[Dataset rows describing interfaces]
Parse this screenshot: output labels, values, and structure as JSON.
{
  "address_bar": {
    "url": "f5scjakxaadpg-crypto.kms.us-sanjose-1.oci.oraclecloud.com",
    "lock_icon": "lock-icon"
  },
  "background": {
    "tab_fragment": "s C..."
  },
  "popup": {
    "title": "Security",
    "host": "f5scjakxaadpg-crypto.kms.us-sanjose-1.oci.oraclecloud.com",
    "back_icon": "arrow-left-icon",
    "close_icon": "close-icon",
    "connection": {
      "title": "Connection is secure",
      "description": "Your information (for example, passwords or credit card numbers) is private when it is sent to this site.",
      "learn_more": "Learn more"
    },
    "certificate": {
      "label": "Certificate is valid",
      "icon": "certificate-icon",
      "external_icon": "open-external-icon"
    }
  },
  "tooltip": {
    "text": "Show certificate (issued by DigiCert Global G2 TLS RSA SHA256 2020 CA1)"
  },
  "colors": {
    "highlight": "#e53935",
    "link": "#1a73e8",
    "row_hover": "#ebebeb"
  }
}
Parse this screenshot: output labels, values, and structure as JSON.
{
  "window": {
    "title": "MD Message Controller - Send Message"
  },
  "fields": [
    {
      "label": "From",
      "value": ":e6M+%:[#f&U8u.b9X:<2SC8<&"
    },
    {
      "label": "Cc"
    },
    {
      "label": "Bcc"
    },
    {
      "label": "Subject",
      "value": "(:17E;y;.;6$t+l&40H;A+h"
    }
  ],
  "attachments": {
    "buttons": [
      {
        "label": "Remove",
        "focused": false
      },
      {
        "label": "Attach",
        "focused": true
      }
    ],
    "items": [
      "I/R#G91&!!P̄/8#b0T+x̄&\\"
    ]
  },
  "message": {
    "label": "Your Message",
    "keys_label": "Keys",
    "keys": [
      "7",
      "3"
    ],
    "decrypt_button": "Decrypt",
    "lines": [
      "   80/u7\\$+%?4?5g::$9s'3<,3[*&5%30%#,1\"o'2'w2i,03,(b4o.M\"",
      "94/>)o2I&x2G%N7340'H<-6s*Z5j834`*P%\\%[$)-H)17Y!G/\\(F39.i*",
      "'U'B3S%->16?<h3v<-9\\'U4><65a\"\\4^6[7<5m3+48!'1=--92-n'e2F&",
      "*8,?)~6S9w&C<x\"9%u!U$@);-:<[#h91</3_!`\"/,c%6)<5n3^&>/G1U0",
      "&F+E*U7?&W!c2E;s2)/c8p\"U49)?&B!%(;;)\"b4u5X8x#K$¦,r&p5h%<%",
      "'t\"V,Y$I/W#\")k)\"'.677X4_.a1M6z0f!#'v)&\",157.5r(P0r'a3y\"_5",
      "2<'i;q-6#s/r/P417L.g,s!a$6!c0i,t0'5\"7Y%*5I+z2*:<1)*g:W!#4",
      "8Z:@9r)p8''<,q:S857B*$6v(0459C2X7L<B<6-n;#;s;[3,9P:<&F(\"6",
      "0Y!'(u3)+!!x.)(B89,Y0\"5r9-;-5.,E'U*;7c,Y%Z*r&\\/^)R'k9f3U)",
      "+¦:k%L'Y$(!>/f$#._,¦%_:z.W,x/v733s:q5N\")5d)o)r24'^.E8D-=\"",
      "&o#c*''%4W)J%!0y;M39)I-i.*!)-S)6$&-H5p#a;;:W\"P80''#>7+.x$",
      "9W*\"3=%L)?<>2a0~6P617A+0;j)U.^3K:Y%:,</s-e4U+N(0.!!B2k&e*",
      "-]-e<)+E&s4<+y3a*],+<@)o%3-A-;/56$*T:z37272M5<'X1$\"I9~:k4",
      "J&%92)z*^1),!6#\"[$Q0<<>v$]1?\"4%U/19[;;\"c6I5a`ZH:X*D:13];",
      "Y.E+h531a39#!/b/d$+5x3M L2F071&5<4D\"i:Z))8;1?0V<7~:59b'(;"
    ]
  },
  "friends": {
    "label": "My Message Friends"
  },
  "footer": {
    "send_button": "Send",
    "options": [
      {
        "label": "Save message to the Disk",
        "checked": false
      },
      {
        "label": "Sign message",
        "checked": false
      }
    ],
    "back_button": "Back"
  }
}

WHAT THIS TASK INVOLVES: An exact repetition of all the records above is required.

RESPONSE AREA:
Parse this screenshot: output labels, values, and structure as JSON.
{
  "address_bar": {
    "url": "f5scjakxaadpg-crypto.kms.us-sanjose-1.oci.oraclecloud.com",
    "lock_icon": "lock-icon"
  },
  "background": {
    "tab_fragment": "s C..."
  },
  "popup": {
    "title": "Security",
    "host": "f5scjakxaadpg-crypto.kms.us-sanjose-1.oci.oraclecloud.com",
    "back_icon": "arrow-left-icon",
    "close_icon": "close-icon",
    "connection": {
      "title": "Connection is secure",
      "description": "Your information (for example, passwords or credit card numbers) is private when it is sent to this site.",
      "learn_more": "Learn more"
    },
    "certificate": {
      "label": "Certificate is valid",
      "icon": "certificate-icon",
      "external_icon": "open-external-icon"
    }
  },
  "tooltip": {
    "text": "Show certificate (issued by DigiCert Global G2 TLS RSA SHA256 2020 CA1)"
  },
  "colors": {
    "highlight": "#e53935",
    "link": "#1a73e8",
    "row_hover": "#ebebeb"
  }
}
Parse this screenshot: output labels, values, and structure as JSON.
{
  "window": {
    "title": "MD Message Controller - Send Message"
  },
  "fields": [
    {
      "label": "From",
      "value": ":e6M+%:[#f&U8u.b9X:<2SC8<&"
    },
    {
      "label": "Cc"
    },
    {
      "label": "Bcc"
    },
    {
      "label": "Subject",
      "value": "(:17E;y;.;6$t+l&40H;A+h"
    }
  ],
  "attachments": {
    "buttons": [
      {
        "label": "Remove",
        "focused": false
      },
      {
        "label": "Attach",
        "focused": true
      }
    ],
    "items": [
      "I/R#G91&!!P̄/8#b0T+x̄&\\"
    ]
  },
  "message": {
    "label": "Your Message",
    "keys_label": "Keys",
    "keys": [
      "7",
      "3"
    ],
    "decrypt_button": "Decrypt",
    "lines": [
      "   80/u7\\$+%?4?5g::$9s'3<,3[*&5%30%#,1\"o'2'w2i,03,(b4o.M\"",
      "94/>)o2I&x2G%N7340'H<-6s*Z5j834`*P%\\%[$)-H)17Y!G/\\(F39.i*",
      "'U'B3S%->16?<h3v<-9\\'U4><65a\"\\4^6[7<5m3+48!'1=--92-n'e2F&",
      "*8,?)~6S9w&C<x\"9%u!U$@);-:<[#h91</3_!`\"/,c%6)<5n3^&>/G1U0",
      "&F+E*U7?&W!c2E;s2)/c8p\"U49)?&B!%(;;)\"b4u5X8x#K$¦,r&p5h%<%",
      "'t\"V,Y$I/W#\")k)\"'.677X4_.a1M6z0f!#'v)&\",157.5r(P0r'a3y\"_5",
      "2<'i;q-6#s/r/P417L.g,s!a$6!c0i,t0'5\"7Y%*5I+z2*:<1)*g:W!#4",
      "8Z:@9r)p8''<,q:S857B*$6v(0459C2X7L<B<6-n;#;s;[3,9P:<&F(\"6",
      "0Y!'(u3)+!!x.)(B89,Y0\"5r9-;-5.,E'U*;7c,Y%Z*r&\\/^)R'k9f3U)",
      "+¦:k%L'Y$(!>/f$#._,¦%_:z.W,x/v733s:q5N\")5d)o)r24'^.E8D-=\"",
      "&o#c*''%4W)J%!0y;M39)I-i.*!)-S)6$&-H5p#a;;:W\"P80''#>7+.x$",
      "9W*\"3=%L)?<>2a0~6P617A+0;j)U.^3K:Y%:,</s-e4U+N(0.!!B2k&e*",
      "-]-e<)+E&s4<+y3a*],+<@)o%3-A-;/56$*T:z37272M5<'X1$\"I9~:k4",
      "J&%92)z*^1),!6#\"[$Q0<<>v$]1?\"4%U/19[;;\"c6I5a`ZH:X*D:13];",
      "Y.E+h531a39#!/b/d$+5x3M L2F071&5<4D\"i:Z))8;1?0V<7~:59b'(;"
    ]
  },
  "friends": {
    "label": "My Message Friends"
  },
  "footer": {
    "send_button": "Send",
    "options": [
      {
        "label": "Save message to the Disk",
        "checked": false
      },
      {
        "label": "Sign message",
        "checked": false
      }
    ],
    "back_button": "Back"
  }
}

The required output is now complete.